Some things in life require goals while others do not. Napping – in most instances – doesn’t require a goal (although you could argue that falling asleep is the goal of napping, and slumber is the measure of a successful nap attempt). Wandering is another activity that doesn’t really call for goals. In fact, if you have clearly defined goals while wandering, you’re not very good at it. Climbing a mountain doesn’t just require a goal — it is a goal.
When you decide to work on your website, you should have specific goals in mind, so you can tell when you succeed.
Why does my website need business goals?
Goals are good. They give you something to aim for, or something to exceed. Goals can encourage progress and help push you to accomplish challenging tasks, meet deadlines, or overcome obstacles.
Of course, they also help you measure success. If you don’t have a clear sense of what you’re trying to accomplish with your business website, then it’s very difficult to make improvements, track progress, or tell whether or not your website is successful.
Without goals there’s no cohesion in your decision making. While this is fine for napping, it’s no way to run your business.
Crafting your goals
You need to have good goals for your business website. For example, “I want to succeed” is a bad goal. Not that succeeding is bad, but it’s just not specific or measurable enough to call a goal.
You’re just stumbling, lost in the Alps, rather than moving towards Mont Blanc. You’re just going to wander around aimlessly getting frostbite until you die of hypothermia. There’s no way to work towards your goal because it’s not specific enough. You need SMART goals.
- Specific: “More traffic!” is not specific. “Steadily increasing traffic” or “30% more traffic year over year” or “10% increase in traffic with no drop in conversion rate” — these are specific goals.
- Measurable: Traffic is measurable; that’s one reason that it’s a common website goal. But your goals might be “5 new leads per month” or “Add answers to 10 common patient questions each month.”
- Aligned with your organization’s goals: If you want increased sales, having a goal of more Likes or a 20% increase in blog comments isn’t a sensible goal. Take the time to figure out how you can configure your website or Google Analytics goals to see the improvement you want.
- Realistic: The goals for your website should also be accurate – not too lofty to achieve yet not so attainable that you’re not pushing to improve. If you’re getting 100 views a day this week, you probably won’t be getting 1,000 views a day next week.
- Time-based: A 12% increase this month is different from a 12% increase this year. A goal of a 12% increase with no time attached to it could be reached in a month, a year… or in a decade. Are all those outcomes equally successful? Usually, setting a timeline for your goals helps you decide on strategies better.
Revisit your goals
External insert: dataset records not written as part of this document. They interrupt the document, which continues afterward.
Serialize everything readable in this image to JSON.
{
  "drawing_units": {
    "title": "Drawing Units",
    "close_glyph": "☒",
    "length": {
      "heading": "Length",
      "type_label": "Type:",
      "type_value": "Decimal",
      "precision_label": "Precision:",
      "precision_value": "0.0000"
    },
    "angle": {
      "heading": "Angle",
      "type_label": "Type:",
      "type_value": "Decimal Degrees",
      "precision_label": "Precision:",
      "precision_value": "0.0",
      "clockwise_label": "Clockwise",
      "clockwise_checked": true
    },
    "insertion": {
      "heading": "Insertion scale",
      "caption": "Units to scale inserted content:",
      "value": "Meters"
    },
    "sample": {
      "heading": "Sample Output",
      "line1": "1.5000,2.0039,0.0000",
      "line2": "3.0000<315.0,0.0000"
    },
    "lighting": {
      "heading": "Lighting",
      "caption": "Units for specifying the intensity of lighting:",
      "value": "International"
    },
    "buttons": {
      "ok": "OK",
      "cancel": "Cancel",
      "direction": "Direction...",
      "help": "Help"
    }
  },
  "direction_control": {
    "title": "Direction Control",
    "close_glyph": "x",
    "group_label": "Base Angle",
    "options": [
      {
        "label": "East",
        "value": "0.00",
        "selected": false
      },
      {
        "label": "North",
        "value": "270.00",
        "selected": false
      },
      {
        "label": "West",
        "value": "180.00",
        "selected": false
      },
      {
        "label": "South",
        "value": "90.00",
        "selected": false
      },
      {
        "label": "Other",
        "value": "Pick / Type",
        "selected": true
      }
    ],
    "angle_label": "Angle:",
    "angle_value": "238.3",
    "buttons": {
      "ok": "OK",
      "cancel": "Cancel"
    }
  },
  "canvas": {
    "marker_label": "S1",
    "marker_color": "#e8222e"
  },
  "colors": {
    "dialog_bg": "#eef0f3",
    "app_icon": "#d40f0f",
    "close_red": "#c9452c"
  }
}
Goals shouldn’t be established and forgotten. There’s always room for improvement, and “making it” should never be one of your goals. You should revisit and adjust your goals to ensure that you keep striving for success.
Let us help you establish specific goals for your website.